Hot news this morning: as part of their fourth quarter sales announcement, Amazon revealed that Kindle books are now outselling paperback books by about 15 percent. A couple of years ago this would have triggered hand-wringing and doomsday prognostication about the death of publishing. Today, at least according to my Google Reader, people are taking the news in stride.
Personally, I’m not all that surprised. As a new Kindle owner myself, I don’t anticipate buying many paperback books – and if you think about the sales model for paperbacks, it makes sense. People generally buy paperbacks out of (1) cost-consciousness or (2) convenience – for instance, the urge to pick up reading material for a long flight, or on a whim at the grocery store or Walmart.

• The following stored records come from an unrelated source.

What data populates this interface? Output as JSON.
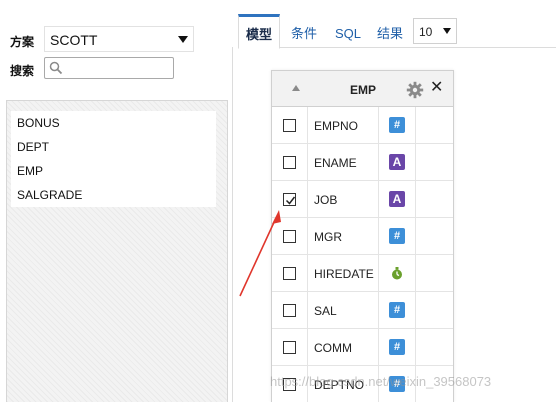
{
  "left": {
    "schema_label": "方案",
    "schema_value": "SCOTT",
    "search_label": "搜索",
    "search_placeholder": "",
    "tables": [
      "BONUS",
      "DEPT",
      "EMP",
      "SALGRADE"
    ]
  },
  "tabs": [
    {
      "label": "模型",
      "active": true
    },
    {
      "label": "条件",
      "active": false
    },
    {
      "label": "SQL",
      "active": false
    },
    {
      "label": "结果",
      "active": false
    }
  ],
  "limit_value": "10",
  "emp_table": {
    "title": "EMP",
    "columns": [
      {
        "name": "EMPNO",
        "type_icon": "number-icon",
        "checked": false
      },
      {
        "name": "ENAME",
        "type_icon": "string-icon",
        "checked": false
      },
      {
        "name": "JOB",
        "type_icon": "string-icon",
        "checked": true
      },
      {
        "name": "MGR",
        "type_icon": "number-icon",
        "checked": false
      },
      {
        "name": "HIREDATE",
        "type_icon": "date-icon",
        "checked": false
      },
      {
        "name": "SAL",
        "type_icon": "number-icon",
        "checked": false
      },
      {
        "name": "COMM",
        "type_icon": "number-icon",
        "checked": false
      },
      {
        "name": "DEPTNO",
        "type_icon": "number-icon",
        "checked": false
      }
    ]
  },
  "icons": {
    "number_glyph": "#",
    "string_glyph": "A"
  },
  "colors": {
    "number_icon": "#3d8fd8",
    "string_icon": "#6a46a8",
    "date_icon": "#6aa02c",
    "active_tab_border": "#2f73bf",
    "annotation_arrow": "#e0362c"
  },
  "watermark": "https://blog.csdn.net/weixin_39568073"
}
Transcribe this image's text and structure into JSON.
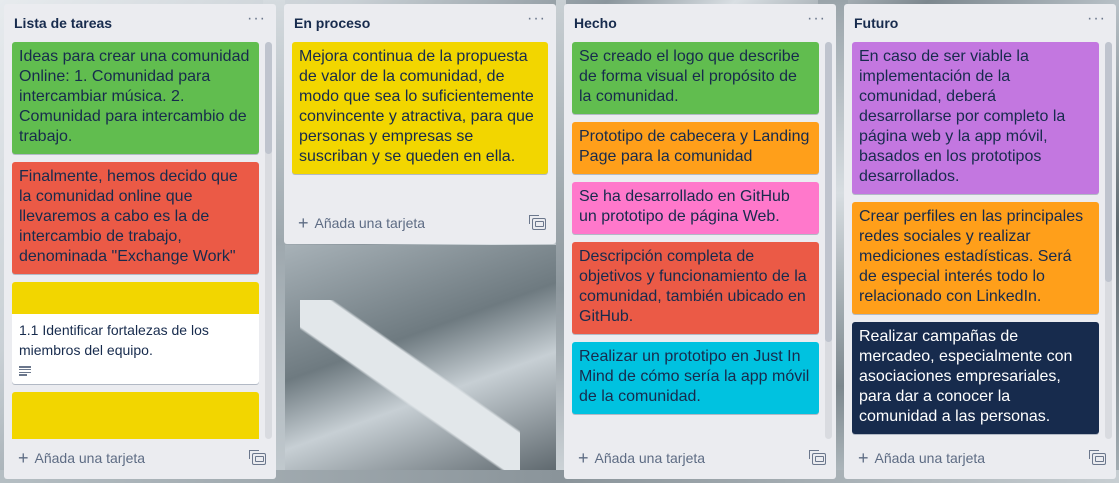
{
  "colors": {
    "list_bg": "#ebecf0",
    "green": "#61bd4f",
    "red": "#eb5a46",
    "yellow": "#f2d600",
    "orange": "#ff9f1a",
    "pink": "#ff78cb",
    "sky": "#00c2e0",
    "purple": "#c377e0",
    "navy": "#172b4d",
    "white": "#ffffff"
  },
  "add_card_label": "Añada una tarjeta",
  "menu_glyph": "···",
  "plus_glyph": "+",
  "lists": [
    {
      "title": "Lista de tareas",
      "cards": [
        {
          "text": "Ideas para crear una comunidad Online: 1. Comunidad para intercambiar música. 2. Comunidad para intercambio de trabajo.",
          "color": "green"
        },
        {
          "text": "Finalmente, hemos decido que la comunidad online que llevaremos a cabo es la de intercambio de trabajo, denominada \"Exchange Work\"",
          "color": "red"
        },
        {
          "text": "1.1 Identificar fortalezas de los miembros del equipo.",
          "color": "white",
          "cover": "yellow",
          "icon": "description-icon"
        },
        {
          "text": "",
          "color": "yellow"
        }
      ]
    },
    {
      "title": "En proceso",
      "cards": [
        {
          "text": "Mejora continua de la propuesta de valor de la comunidad, de modo que sea lo suficientemente convincente y atractiva, para que personas y empresas se suscriban y se queden en ella.",
          "color": "yellow"
        }
      ]
    },
    {
      "title": "Hecho",
      "cards": [
        {
          "text": "Se creado el logo que describe de forma visual el propósito de la comunidad.",
          "color": "green"
        },
        {
          "text": "Prototipo de cabecera y Landing Page para la comunidad",
          "color": "orange"
        },
        {
          "text": "Se ha desarrollado en GitHub un prototipo de página Web.",
          "color": "pink"
        },
        {
          "text": "Descripción completa de objetivos y funcionamiento de la comunidad, también ubicado en GitHub.",
          "color": "red"
        },
        {
          "text": "Realizar un prototipo en Just In Mind de cómo sería la app móvil de la comunidad.",
          "color": "sky"
        }
      ]
    },
    {
      "title": "Futuro",
      "cards": [
        {
          "text": "En caso de ser viable la implementación de la comunidad, deberá desarrollarse por completo la página web y la app móvil, basados en los prototipos desarrollados.",
          "color": "purple"
        },
        {
          "text": "Crear perfiles en las principales redes sociales y realizar mediciones estadísticas. Será de especial interés todo lo relacionado con LinkedIn.",
          "color": "orange"
        },
        {
          "text": "Realizar campañas de mercadeo, especialmente con asociaciones empresariales, para dar a conocer la comunidad a las personas.",
          "color": "navy"
        }
      ]
    }
  ]
}
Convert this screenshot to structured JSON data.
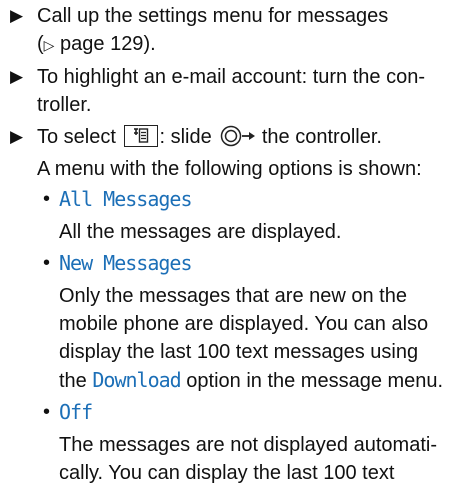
{
  "steps": [
    {
      "line1": "Call up the settings menu for messages",
      "line2_prefix": "(",
      "page_ref": "page 129",
      "line2_suffix": ")."
    },
    {
      "line1": "To highlight an e-mail account: turn the con-",
      "line2": "troller."
    },
    {
      "line1_before_key": "To select",
      "line1_after_key": ": slide",
      "line1_end": "the controller.",
      "line2": "A menu with the following options is shown:"
    }
  ],
  "options": [
    {
      "label": "All Messages",
      "desc": [
        "All the messages are displayed."
      ]
    },
    {
      "label": "New Messages",
      "desc": [
        "Only the messages that are new on the",
        "mobile phone are displayed. You can also",
        "display the last 100 text messages using"
      ],
      "desc_last": {
        "before": "the",
        "highlight": "Download",
        "after": "option in the message menu."
      }
    },
    {
      "label": "Off",
      "desc": [
        "The messages are not displayed automati-",
        "cally. You can display the last 100 text"
      ]
    }
  ],
  "colors": {
    "highlight": "#1c6fb7",
    "text": "#111111"
  },
  "icons": {
    "step_bullet": "right-triangle-arrow",
    "page_ref": "page-reference-triangle",
    "key": "menu-key-icon",
    "controller": "controller-slide-right-icon"
  }
}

It is impossible to grab a book at Amazon (unless you have a Kindle, of course – which is why Amazon has smartly started selling Kindles in several airports) which leaves the price point as the main reason most people would by a paperback on Amazon. Kindle books are generally as cheap or cheaper than paperbacks and have the advantage of instant delivery, so as more and more people pick up e-readers – Amazon also mentions that Kindle has officially become their top-selling single product ever, eclipsing Harry Potter and the Deathly Hallows – I am not at all surprised that paperback sales are eclipsed.
What’s really interesting, is that Amazon says paperback sales have grown, not shrunk. Is this a sign that buying Kindle books makes people more interested in reading in general – and perhaps more inclined to pick up a book in paperback when they discover something interesting with no Kindle version? Or are those sales from people who have no other place to buy their paperbacks, as more and more physical bookstores have to close their doors?